Segment Open
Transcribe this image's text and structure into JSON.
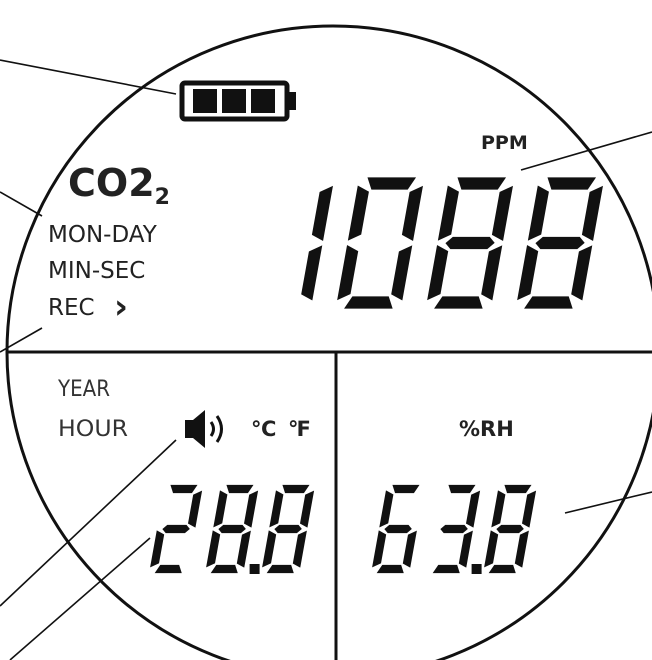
{
  "labels": {
    "co2": "CO2",
    "co2_sub": "2",
    "mon_day": "MON-DAY",
    "min_sec": "MIN-SEC",
    "rec": "REC",
    "rec_arrow": "›",
    "year": "YEAR",
    "hour": "HOUR",
    "ppm": "PPM",
    "celsius": "℃",
    "fahrenheit": "℉",
    "humidity_unit": "%RH"
  },
  "readings": {
    "co2_ppm": "1088",
    "temperature": "28.8",
    "humidity": "63.8"
  },
  "icons": {
    "battery": "battery-full-icon",
    "speaker": "speaker-icon"
  },
  "battery_bars": 3,
  "colors": {
    "ink": "#111111",
    "background": "#ffffff"
  }
}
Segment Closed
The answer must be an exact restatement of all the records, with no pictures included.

*EXPECTED OUTPUT*:
Transcribe this image's text and structure into JSON.
{
  "labels": {
    "co2": "CO2",
    "co2_sub": "2",
    "mon_day": "MON-DAY",
    "min_sec": "MIN-SEC",
    "rec": "REC",
    "rec_arrow": "›",
    "year": "YEAR",
    "hour": "HOUR",
    "ppm": "PPM",
    "celsius": "℃",
    "fahrenheit": "℉",
    "humidity_unit": "%RH"
  },
  "readings": {
    "co2_ppm": "1088",
    "temperature": "28.8",
    "humidity": "63.8"
  },
  "icons": {
    "battery": "battery-full-icon",
    "speaker": "speaker-icon"
  },
  "battery_bars": 3,
  "colors": {
    "ink": "#111111",
    "background": "#ffffff"
  }
}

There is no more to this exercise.